The idea of collecting rent as a passive source of income attracts quite a few people to this profession. It doesn’t matter if it’s an additional source of income or a career choice, actually becoming a landlord takes quite a bit of work, time, and knowledge. But it’s worth it if you get it right. HMO property can make even more for home owners if they get the right permits and comply with regulations.
Of course, property owners with experience know that the job is much more than simply collecting rent. The more that you work to keep your properties maintained, locate the right tenants, and keep up with each of the tiniest details (such as finding just the right package management systems for apartments), the more success you’ll have.
What to Know Before You Begin
Choosing to become a landlord can be an amazing choice if generating wealth is your goal. Owning investment properties in the right communities will create a passive income through the payment of rent. You might even decide to use that money to pay the mortgage on the rental properties. This means that your properties can essentially pay for themselves.
Before you buy your first investment property, it’s critical that you have a good understanding of what it means to be a landlord. For example:
- Be sure that you’re prepared for all of the work that’s involved, and not just maintenance work either. From placing advertisements for new tenants and then taking care of the legal documents when you find them to collecting rent and deposits to taking care of the utilities, it’s critical to know exactly what you’ve signed on for.
- If you happen to own a specific property that you want to rent out, but you don’t want the responsibility of the day-in and day-out tasks, you can always hire a property management company to oversee those tasks for you.
- If you’re going to be a property owner, it would be a clever idea to locate a real estate attorney who can assist you when it comes to navigating potential legal problems you might encounter.

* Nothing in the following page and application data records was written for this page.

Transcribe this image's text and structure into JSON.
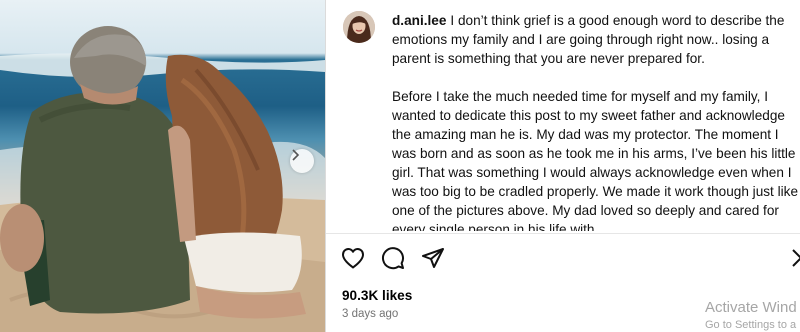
{
  "post": {
    "username": "d.ani.lee",
    "caption_first": "I don’t think grief is a good enough word to describe the emotions my family and I are going through right now.. losing a parent is something that you are never prepared for.",
    "caption_second": "Before I take the much needed time for myself and my family, I wanted to dedicate this post to my sweet father and acknowledge the amazing man he is. My dad was my protector. The moment I was born and as soon as he took me in his arms, I’ve been his little girl. That was something I would always acknowledge even when I was too big to be cradled properly. We made it work though just like one of the pictures above. My dad loved so deeply and cared for every single person in his life with",
    "likes": "90.3K likes",
    "date": "3 days ago"
  },
  "icons": {
    "like": "heart-icon",
    "comment": "comment-icon",
    "share": "send-icon",
    "next": "chevron-right-icon"
  },
  "watermark": {
    "title": "Activate Wind",
    "subtitle": "Go to Settings to a"
  }
}
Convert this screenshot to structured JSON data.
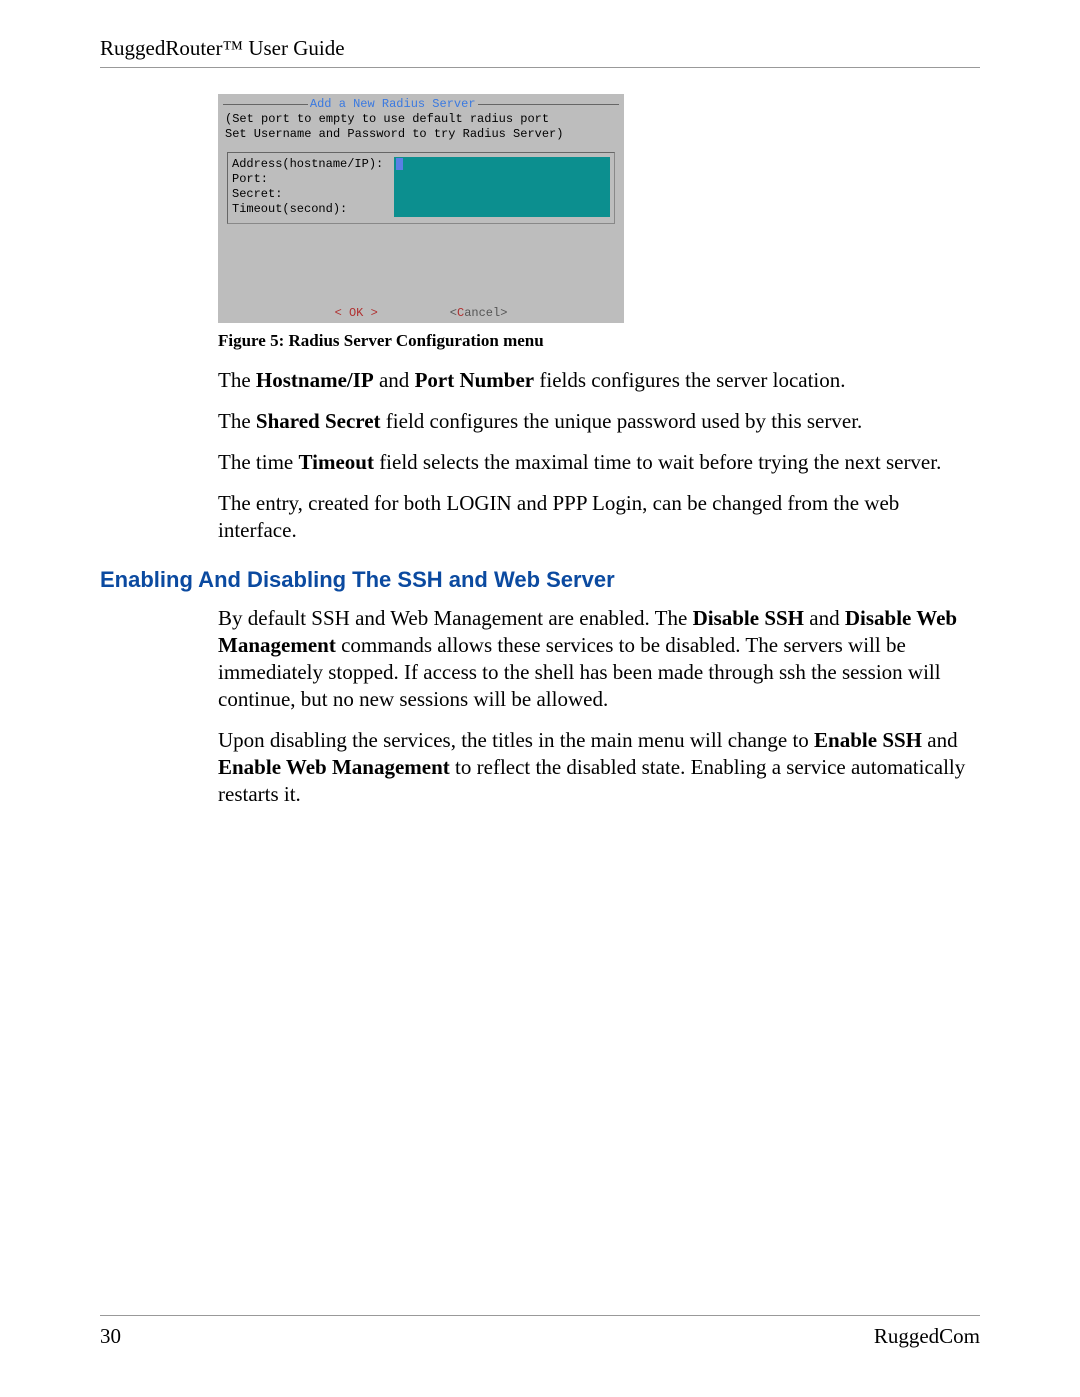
{
  "header": {
    "title": "RuggedRouter™ User Guide"
  },
  "terminal": {
    "title": "Add a New Radius Server",
    "hint1": "(Set port to empty to use default radius port",
    "hint2": "Set Username and Password to try Radius Server)",
    "fields": {
      "address": "Address(hostname/IP):",
      "port": "Port:",
      "secret": "Secret:",
      "timeout": "Timeout(second):"
    },
    "buttons": {
      "ok_open": "<  ",
      "ok": "OK",
      "ok_close": "  >",
      "cancel_open": "<",
      "cancel_c": "C",
      "cancel_rest": "ancel>",
      "spacer": "          "
    }
  },
  "caption": "Figure 5: Radius Server Configuration menu",
  "paragraphs": {
    "p1_a": "The ",
    "p1_b1": "Hostname/IP",
    "p1_c": " and ",
    "p1_b2": "Port Number",
    "p1_d": " fields configures the server location.",
    "p2_a": "The ",
    "p2_b1": "Shared Secret",
    "p2_c": " field configures the unique password used by this server.",
    "p3_a": "The time ",
    "p3_b1": "Timeout",
    "p3_c": " field selects the maximal time to wait before trying the next server.",
    "p4": "The entry, created for both LOGIN and PPP Login, can be changed from the web interface."
  },
  "section_heading": "Enabling And Disabling The SSH and Web Server",
  "section_paragraphs": {
    "s1_a": "By default SSH and Web Management are enabled.  The ",
    "s1_b1": "Disable SSH",
    "s1_c": " and ",
    "s1_b2": "Disable Web Management",
    "s1_d": " commands allows these services to be disabled.  The servers will be immediately stopped.  If access to the shell has been made through ssh the session will continue, but no new sessions will be allowed.",
    "s2_a": "Upon disabling the services, the titles in the main menu will change to ",
    "s2_b1": "Enable SSH",
    "s2_c": " and ",
    "s2_b2": "Enable Web Management",
    "s2_d": " to reflect the disabled state.  Enabling a service automatically restarts it."
  },
  "footer": {
    "page": "30",
    "brand": "RuggedCom"
  }
}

There is also a myriad of state and federal laws that are involved with renting, up to and including issues such as repairs, lease agreements, late rent, security deposits, and discrimination.
- It takes work to locate decent tenants, and if you don’t, you have to be ready to evict the bad ones.
Basically, becoming a proprietor isn’t as easy as just buying an investment property and then collecting rent on the first of each month. There is earnest consideration and work that goes into the management of any rental property.
Becoming a Landlord
Actually, being an active property owner can take more than a single form.
As the owner of property, you might choose to be entirely hands-off, and let others do everything for you. On the other hand, you might enjoy the challenge of being your own boss and want to substantially build your worth. You might even want to be rich in the future.
To succeed in this, you’ll need to:
- Finance a rental property
- Learn and follow all of the laws regarding rental agreements
- Evict bad tenants when you have to
- Work diligently, or pay someone to do it for you
- Ask for assistance when you find it necessary
- Learn how to market properties to potential tenants
Many people come to find that becoming a property owner was the best move of their lives. Depending on just how hands-on you want to be, owning one or more rental properties can involve quite a bit of work. That said, the emotional and financial rewards can make everything worth it.